"We're getting market traction," says Cameron of the site's initial success. "We pretty stoked about it."
With the website, the brothers are tapping into the $500 billion industry of "wellness tourism," an exploding sector of the travel industry that emphasizes experiential travel attached to well-being, fitness, soulful and spiritual themes. Wellness vacations include yoga retreats, spa vacations, meditation getaways, farm stays and much more.
While most business ventures begin with an idea then choose a company name, however, this business evolved the other way around: the domain name actually inspired the business.
“‘Dot-guru’ [.guru] was the seed,” says Cameron. "The name grew the business." Professional website developers and Buddhist practitioners, the brothers wanted a domain ending in ‘dot-guru’ as soon as they learned that the option was made available in early 2014. “We were automatically drawn to it,” recalls Deryk.

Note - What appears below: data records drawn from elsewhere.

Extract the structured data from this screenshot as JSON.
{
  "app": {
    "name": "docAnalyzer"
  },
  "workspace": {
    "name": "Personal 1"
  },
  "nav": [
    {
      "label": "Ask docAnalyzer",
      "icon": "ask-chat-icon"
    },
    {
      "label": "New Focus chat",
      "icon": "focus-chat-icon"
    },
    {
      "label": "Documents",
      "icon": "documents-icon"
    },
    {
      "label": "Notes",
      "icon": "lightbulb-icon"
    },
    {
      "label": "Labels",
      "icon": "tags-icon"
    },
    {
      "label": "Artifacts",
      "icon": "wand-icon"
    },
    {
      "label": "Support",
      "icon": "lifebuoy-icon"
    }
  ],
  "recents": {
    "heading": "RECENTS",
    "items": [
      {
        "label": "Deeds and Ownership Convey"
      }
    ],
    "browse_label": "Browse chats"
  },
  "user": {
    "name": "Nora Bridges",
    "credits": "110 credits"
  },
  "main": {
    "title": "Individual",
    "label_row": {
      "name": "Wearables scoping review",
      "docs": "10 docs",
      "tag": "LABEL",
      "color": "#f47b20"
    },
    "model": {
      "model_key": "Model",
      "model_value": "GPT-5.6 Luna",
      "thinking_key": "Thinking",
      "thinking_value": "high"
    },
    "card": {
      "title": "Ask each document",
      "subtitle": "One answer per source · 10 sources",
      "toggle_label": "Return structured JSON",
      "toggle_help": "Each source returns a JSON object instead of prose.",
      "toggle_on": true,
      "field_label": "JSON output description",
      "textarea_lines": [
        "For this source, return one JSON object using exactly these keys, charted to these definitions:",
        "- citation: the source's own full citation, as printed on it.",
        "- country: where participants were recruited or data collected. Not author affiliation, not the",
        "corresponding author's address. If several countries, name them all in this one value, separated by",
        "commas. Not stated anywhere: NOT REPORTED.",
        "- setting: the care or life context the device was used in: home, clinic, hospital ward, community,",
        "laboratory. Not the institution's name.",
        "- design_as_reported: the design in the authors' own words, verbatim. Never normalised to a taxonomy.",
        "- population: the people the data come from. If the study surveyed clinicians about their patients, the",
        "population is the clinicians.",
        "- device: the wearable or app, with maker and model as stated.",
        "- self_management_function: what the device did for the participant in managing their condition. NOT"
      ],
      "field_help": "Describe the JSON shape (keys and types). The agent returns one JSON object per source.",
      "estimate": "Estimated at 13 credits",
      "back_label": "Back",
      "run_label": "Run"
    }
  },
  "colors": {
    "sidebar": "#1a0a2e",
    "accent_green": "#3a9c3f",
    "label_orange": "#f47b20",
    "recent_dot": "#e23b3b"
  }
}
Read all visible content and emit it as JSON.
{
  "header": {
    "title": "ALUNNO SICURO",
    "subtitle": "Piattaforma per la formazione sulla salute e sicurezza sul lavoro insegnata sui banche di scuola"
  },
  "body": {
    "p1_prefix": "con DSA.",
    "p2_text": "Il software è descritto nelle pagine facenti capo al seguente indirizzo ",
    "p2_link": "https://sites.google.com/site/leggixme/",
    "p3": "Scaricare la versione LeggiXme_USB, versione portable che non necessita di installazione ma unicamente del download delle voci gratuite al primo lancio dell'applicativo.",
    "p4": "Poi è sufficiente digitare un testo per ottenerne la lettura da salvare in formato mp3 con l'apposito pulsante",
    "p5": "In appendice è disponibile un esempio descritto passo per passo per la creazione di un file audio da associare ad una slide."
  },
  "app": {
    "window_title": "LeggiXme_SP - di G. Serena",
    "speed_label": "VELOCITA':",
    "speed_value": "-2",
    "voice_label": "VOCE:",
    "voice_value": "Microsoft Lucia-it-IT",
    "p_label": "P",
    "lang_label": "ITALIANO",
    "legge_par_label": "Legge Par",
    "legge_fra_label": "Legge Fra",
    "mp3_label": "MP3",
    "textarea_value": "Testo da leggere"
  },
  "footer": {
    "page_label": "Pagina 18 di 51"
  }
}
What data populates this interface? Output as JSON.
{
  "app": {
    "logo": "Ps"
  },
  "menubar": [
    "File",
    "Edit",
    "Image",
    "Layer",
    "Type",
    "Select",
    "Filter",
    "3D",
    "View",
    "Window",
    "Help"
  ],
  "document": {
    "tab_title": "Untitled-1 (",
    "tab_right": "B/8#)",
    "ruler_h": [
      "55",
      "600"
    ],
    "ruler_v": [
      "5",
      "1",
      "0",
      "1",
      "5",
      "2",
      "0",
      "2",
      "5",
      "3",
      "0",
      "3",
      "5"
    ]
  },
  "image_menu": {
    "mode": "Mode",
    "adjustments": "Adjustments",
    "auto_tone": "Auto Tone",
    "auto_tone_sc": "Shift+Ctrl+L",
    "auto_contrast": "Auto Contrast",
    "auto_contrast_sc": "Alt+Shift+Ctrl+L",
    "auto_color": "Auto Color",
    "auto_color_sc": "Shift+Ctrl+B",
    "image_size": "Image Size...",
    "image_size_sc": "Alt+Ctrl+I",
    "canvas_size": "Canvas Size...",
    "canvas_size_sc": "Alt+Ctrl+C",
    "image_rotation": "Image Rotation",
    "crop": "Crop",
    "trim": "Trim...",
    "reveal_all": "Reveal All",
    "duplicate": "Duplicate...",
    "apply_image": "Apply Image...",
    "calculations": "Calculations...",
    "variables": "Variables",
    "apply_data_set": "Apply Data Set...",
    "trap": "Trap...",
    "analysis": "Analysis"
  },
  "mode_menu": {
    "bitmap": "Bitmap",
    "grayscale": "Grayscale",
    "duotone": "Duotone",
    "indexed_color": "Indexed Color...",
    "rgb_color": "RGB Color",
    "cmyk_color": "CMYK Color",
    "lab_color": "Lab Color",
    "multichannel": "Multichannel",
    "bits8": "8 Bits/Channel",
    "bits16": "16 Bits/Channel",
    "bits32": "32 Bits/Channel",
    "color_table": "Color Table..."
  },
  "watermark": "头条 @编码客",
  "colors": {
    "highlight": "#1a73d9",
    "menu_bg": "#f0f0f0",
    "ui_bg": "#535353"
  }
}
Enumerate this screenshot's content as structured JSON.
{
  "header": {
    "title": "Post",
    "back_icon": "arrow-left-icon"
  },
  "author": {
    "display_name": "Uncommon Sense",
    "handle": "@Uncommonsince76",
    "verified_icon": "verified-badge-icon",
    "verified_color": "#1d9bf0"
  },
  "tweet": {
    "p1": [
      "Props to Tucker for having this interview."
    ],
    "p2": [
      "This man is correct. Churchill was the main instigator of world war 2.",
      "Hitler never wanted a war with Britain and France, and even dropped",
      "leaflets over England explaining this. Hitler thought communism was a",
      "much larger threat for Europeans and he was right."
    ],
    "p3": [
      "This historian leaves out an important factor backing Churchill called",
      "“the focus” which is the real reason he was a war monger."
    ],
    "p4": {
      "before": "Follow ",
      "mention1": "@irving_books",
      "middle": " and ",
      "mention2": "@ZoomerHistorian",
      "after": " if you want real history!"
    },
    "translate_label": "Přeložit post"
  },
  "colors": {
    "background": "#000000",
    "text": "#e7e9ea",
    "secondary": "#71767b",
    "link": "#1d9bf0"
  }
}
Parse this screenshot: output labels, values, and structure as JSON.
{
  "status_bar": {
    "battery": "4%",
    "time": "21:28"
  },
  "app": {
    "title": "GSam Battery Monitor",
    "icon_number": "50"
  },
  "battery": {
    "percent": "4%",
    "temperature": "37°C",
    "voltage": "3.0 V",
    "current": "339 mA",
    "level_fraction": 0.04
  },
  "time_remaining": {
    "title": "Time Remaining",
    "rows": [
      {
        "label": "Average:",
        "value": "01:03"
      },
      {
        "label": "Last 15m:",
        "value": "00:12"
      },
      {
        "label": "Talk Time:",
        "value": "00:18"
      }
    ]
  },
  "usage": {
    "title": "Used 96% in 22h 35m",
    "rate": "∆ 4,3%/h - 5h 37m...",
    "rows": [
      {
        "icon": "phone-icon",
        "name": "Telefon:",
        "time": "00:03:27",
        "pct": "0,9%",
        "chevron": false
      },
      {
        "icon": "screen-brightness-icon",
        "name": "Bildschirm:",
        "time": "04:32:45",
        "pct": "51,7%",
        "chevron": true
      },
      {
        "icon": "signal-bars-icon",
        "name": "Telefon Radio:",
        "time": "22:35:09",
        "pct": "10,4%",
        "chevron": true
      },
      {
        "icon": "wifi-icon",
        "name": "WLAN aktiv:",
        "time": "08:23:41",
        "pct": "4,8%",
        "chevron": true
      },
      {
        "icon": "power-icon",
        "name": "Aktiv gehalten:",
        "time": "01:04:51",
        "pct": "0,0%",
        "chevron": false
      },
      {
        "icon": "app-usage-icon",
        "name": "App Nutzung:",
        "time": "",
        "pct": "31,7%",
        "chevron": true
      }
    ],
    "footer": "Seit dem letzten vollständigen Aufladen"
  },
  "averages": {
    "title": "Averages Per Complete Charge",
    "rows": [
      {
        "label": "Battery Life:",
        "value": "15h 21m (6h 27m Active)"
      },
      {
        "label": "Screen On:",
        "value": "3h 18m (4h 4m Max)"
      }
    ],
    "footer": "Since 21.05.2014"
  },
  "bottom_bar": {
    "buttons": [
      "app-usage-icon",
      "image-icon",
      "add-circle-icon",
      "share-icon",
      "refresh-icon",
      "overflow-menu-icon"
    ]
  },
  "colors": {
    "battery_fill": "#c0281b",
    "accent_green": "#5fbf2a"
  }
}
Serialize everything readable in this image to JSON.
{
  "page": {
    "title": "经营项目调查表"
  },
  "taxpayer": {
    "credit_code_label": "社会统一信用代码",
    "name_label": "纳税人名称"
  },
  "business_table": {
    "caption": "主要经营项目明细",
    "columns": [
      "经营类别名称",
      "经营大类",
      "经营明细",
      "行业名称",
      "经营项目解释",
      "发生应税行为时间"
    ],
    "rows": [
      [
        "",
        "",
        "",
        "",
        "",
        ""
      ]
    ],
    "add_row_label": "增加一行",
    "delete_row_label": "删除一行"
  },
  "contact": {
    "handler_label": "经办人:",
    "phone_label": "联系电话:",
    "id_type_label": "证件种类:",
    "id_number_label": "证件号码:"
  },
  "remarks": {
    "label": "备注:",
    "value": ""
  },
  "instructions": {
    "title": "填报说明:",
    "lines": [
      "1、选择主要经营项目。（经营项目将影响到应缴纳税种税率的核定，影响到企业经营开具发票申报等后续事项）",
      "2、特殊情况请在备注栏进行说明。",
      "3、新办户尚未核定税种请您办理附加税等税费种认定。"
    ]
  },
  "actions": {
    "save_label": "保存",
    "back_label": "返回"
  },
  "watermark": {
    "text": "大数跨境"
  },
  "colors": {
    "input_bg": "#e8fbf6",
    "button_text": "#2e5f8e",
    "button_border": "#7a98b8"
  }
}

They were hoping to secure the domain Site.guru for a new business venture that would promote website development and a software management platform they designed for retreat centers. For the past 17 years, they had been developing sites for a variety of organizations, including retreat centers, but decided that they wanted to focus exclusively on the retreat center community under a totally new brand.
But ... they didn’t get Site.guru. Someone else had snapped it up. Instead, they wound up with their second choice: Retreat.guru. It wasn’t the ideal website name for the business they had in mind.
“So we are sitting around kind of going, "Consolation prize,’” recalls Cameron. “What are we going to do with this URL?”
Over the course of a three-hour phone call, the brothers hatched a new idea. They would pivot from a web development company to an online service connecting retreat centers with retreat seekers. They knew the space well. They had participated in countless retreats over the years. They had a large roster of retreat-specific clients. And they understood the marketing challenges of retreat organizers -- as well as the frustration of consumers searching for a retreat to suit their goals.
“It was almost as though both of us caught fire,” says Cameron of that key telephone conversation. “We were like, ‘We have this database of all our previous retreat clients and we could start by putting up listings of their retreats.’”
The idea grew from there: Cameron mortgaged his home, and the brothers spent eight months developing the website and learning the ins and outs of being a tech startup. Retreat centers, resorts and yoga instructors started registering retreats on their site, and they began gaining and audience -- and traffic.
“Anyone can come in log on, read reviews, write a review and make their purchase decision and connection based on that,” says Cameron. Featured retreats span the spectrum -- from yoga getaways in Bali to meditation weekends in Colorado to writing retreats in Ireland -- and users can search the digital Rolodex of retreats by their preferred theme and location.
“If there is someone out there leading crummy retreats or doing things disrespectfully, we encourage people to leave bad reviews,” says Deryk. “Just like on TripAdvisor, you know which restaurants to go to and you know which ones to avoid.”
While they also purchased the URL Retreatguru. com, the duo ultimately opted to stick with Retreat.guru -- the URL responsible for inspiring the business idea in the first place. For the brothers, it just made sense.
“It has a great ring to it, “ says Deryk. “Retreat.guru is shorter, it’s more succinct. The name of our company is the URL.”
Learn more about this business by visiting the website www.Retreat.guru.